Assignment: Reproduce the records below exactly as shown.

Website and app data records
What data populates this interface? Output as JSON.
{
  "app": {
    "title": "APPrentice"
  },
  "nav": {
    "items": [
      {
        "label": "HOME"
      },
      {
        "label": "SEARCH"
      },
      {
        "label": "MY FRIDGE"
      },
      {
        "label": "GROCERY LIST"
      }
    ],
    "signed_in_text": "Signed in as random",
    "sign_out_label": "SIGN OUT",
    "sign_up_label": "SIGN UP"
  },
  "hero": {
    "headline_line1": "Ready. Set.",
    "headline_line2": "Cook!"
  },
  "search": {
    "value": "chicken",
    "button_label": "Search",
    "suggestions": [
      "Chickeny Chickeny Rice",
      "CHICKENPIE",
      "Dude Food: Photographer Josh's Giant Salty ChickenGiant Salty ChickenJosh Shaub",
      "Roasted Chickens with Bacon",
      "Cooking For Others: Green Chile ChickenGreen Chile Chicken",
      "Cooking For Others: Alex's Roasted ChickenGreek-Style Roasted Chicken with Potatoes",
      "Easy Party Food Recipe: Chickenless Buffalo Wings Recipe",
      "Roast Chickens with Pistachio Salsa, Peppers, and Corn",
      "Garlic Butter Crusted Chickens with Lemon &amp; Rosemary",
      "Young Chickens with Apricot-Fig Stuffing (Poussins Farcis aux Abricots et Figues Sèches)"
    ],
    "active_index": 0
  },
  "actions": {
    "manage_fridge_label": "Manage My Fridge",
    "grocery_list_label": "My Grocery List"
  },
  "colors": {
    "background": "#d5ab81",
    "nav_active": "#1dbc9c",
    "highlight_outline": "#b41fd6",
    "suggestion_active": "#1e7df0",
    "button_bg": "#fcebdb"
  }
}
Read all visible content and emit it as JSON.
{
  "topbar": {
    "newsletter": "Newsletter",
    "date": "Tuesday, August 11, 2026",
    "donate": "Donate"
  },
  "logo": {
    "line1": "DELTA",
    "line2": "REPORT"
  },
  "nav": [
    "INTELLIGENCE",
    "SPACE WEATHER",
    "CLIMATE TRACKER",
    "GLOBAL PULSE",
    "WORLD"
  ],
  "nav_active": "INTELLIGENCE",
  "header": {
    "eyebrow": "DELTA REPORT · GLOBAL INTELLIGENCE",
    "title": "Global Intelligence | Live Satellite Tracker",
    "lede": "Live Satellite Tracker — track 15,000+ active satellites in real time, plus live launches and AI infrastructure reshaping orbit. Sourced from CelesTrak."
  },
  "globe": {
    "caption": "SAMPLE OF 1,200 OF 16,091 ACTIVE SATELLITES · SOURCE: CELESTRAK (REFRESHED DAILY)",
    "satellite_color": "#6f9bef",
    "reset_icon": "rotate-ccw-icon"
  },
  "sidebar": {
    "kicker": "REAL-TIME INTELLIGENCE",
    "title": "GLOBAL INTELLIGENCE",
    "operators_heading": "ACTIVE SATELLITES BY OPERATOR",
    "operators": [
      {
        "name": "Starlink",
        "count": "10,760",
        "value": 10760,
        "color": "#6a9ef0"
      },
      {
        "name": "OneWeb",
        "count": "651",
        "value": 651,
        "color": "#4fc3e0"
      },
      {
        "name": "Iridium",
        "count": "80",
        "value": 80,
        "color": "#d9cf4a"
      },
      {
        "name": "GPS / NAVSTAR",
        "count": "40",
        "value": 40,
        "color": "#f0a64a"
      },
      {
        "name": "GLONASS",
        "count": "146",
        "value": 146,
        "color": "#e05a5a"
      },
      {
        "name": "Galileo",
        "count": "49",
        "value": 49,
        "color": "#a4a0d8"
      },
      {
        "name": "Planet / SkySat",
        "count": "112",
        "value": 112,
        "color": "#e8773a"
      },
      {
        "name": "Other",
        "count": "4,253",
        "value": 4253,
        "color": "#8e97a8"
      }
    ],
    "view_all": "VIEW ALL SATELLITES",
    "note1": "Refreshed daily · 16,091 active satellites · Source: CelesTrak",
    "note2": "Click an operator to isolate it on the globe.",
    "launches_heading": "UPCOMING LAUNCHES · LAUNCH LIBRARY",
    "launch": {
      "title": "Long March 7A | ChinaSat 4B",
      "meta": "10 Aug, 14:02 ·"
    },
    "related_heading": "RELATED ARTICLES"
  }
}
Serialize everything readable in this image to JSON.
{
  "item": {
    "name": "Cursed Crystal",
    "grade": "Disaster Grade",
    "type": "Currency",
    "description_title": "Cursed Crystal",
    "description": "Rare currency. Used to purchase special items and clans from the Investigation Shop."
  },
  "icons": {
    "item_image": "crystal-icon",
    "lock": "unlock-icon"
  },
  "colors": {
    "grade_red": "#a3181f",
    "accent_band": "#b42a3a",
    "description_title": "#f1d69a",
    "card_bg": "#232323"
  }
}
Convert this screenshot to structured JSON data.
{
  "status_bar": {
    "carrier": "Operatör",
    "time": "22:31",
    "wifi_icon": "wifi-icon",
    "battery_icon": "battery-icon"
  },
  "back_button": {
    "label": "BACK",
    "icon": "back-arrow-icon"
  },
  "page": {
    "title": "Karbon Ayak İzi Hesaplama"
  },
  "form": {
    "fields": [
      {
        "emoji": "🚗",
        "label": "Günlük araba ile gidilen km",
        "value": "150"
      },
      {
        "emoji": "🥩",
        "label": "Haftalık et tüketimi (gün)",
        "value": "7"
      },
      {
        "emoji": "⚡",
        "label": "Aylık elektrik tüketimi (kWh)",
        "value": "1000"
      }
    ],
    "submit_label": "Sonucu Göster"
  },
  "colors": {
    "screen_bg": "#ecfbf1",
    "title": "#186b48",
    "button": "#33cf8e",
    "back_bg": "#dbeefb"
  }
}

Solved exercise:
What data populates this interface? Output as JSON.
{
  "app": {
    "title": "APPrentice"
  },
  "nav": {
    "items": [
      {
        "label": "HOME"
      },
      {
        "label": "SEARCH"
      },
      {
        "label": "MY FRIDGE"
      },
      {
        "label": "GROCERY LIST"
      }
    ],
    "signed_in_text": "Signed in as random",
    "sign_out_label": "SIGN OUT",
    "sign_up_label": "SIGN UP"
  },
  "hero": {
    "headline_line1": "Ready. Set.",
    "headline_line2": "Cook!"
  },
  "search": {
    "value": "chicken",
    "button_label": "Search",
    "suggestions": [
      "Chickeny Chickeny Rice",
      "CHICKENPIE",
      "Dude Food: Photographer Josh's Giant Salty ChickenGiant Salty ChickenJosh Shaub",
      "Roasted Chickens with Bacon",
      "Cooking For Others: Green Chile ChickenGreen Chile Chicken",
      "Cooking For Others: Alex's Roasted ChickenGreek-Style Roasted Chicken with Potatoes",
      "Easy Party Food Recipe: Chickenless Buffalo Wings Recipe",
      "Roast Chickens with Pistachio Salsa, Peppers, and Corn",
      "Garlic Butter Crusted Chickens with Lemon &amp; Rosemary",
      "Young Chickens with Apricot-Fig Stuffing (Poussins Farcis aux Abricots et Figues Sèches)"
    ],
    "active_index": 0
  },
  "actions": {
    "manage_fridge_label": "Manage My Fridge",
    "grocery_list_label": "My Grocery List"
  },
  "colors": {
    "background": "#d5ab81",
    "nav_active": "#1dbc9c",
    "highlight_outline": "#b41fd6",
    "suggestion_active": "#1e7df0",
    "button_bg": "#fcebdb"
  }
}
Read all visible content and emit it as JSON.
{
  "topbar": {
    "newsletter": "Newsletter",
    "date": "Tuesday, August 11, 2026",
    "donate": "Donate"
  },
  "logo": {
    "line1": "DELTA",
    "line2": "REPORT"
  },
  "nav": [
    "INTELLIGENCE",
    "SPACE WEATHER",
    "CLIMATE TRACKER",
    "GLOBAL PULSE",
    "WORLD"
  ],
  "nav_active": "INTELLIGENCE",
  "header": {
    "eyebrow": "DELTA REPORT · GLOBAL INTELLIGENCE",
    "title": "Global Intelligence | Live Satellite Tracker",
    "lede": "Live Satellite Tracker — track 15,000+ active satellites in real time, plus live launches and AI infrastructure reshaping orbit. Sourced from CelesTrak."
  },
  "globe": {
    "caption": "SAMPLE OF 1,200 OF 16,091 ACTIVE SATELLITES · SOURCE: CELESTRAK (REFRESHED DAILY)",
    "satellite_color": "#6f9bef",
    "reset_icon": "rotate-ccw-icon"
  },
  "sidebar": {
    "kicker": "REAL-TIME INTELLIGENCE",
    "title": "GLOBAL INTELLIGENCE",
    "operators_heading": "ACTIVE SATELLITES BY OPERATOR",
    "operators": [
      {
        "name": "Starlink",
        "count": "10,760",
        "value": 10760,
        "color": "#6a9ef0"
      },
      {
        "name": "OneWeb",
        "count": "651",
        "value": 651,
        "color": "#4fc3e0"
      },
      {
        "name": "Iridium",
        "count": "80",
        "value": 80,
        "color": "#d9cf4a"
      },
      {
        "name": "GPS / NAVSTAR",
        "count": "40",
        "value": 40,
        "color": "#f0a64a"
      },
      {
        "name": "GLONASS",
        "count": "146",
        "value": 146,
        "color": "#e05a5a"
      },
      {
        "name": "Galileo",
        "count": "49",
        "value": 49,
        "color": "#a4a0d8"
      },
      {
        "name": "Planet / SkySat",
        "count": "112",
        "value": 112,
        "color": "#e8773a"
      },
      {
        "name": "Other",
        "count": "4,253",
        "value": 4253,
        "color": "#8e97a8"
      }
    ],
    "view_all": "VIEW ALL SATELLITES",
    "note1": "Refreshed daily · 16,091 active satellites · Source: CelesTrak",
    "note2": "Click an operator to isolate it on the globe.",
    "launches_heading": "UPCOMING LAUNCHES · LAUNCH LIBRARY",
    "launch": {
      "title": "Long March 7A | ChinaSat 4B",
      "meta": "10 Aug, 14:02 ·"
    },
    "related_heading": "RELATED ARTICLES"
  }
}
Serialize everything readable in this image to JSON.
{
  "item": {
    "name": "Cursed Crystal",
    "grade": "Disaster Grade",
    "type": "Currency",
    "description_title": "Cursed Crystal",
    "description": "Rare currency. Used to purchase special items and clans from the Investigation Shop."
  },
  "icons": {
    "item_image": "crystal-icon",
    "lock": "unlock-icon"
  },
  "colors": {
    "grade_red": "#a3181f",
    "accent_band": "#b42a3a",
    "description_title": "#f1d69a",
    "card_bg": "#232323"
  }
}
Convert this screenshot to structured JSON data.
{
  "status_bar": {
    "carrier": "Operatör",
    "time": "22:31",
    "wifi_icon": "wifi-icon",
    "battery_icon": "battery-icon"
  },
  "back_button": {
    "label": "BACK",
    "icon": "back-arrow-icon"
  },
  "page": {
    "title": "Karbon Ayak İzi Hesaplama"
  },
  "form": {
    "fields": [
      {
        "emoji": "🚗",
        "label": "Günlük araba ile gidilen km",
        "value": "150"
      },
      {
        "emoji": "🥩",
        "label": "Haftalık et tüketimi (gün)",
        "value": "7"
      },
      {
        "emoji": "⚡",
        "label": "Aylık elektrik tüketimi (kWh)",
        "value": "1000"
      }
    ],
    "submit_label": "Sonucu Göster"
  },
  "colors": {
    "screen_bg": "#ecfbf1",
    "title": "#186b48",
    "button": "#33cf8e",
    "back_bg": "#dbeefb"
  }
}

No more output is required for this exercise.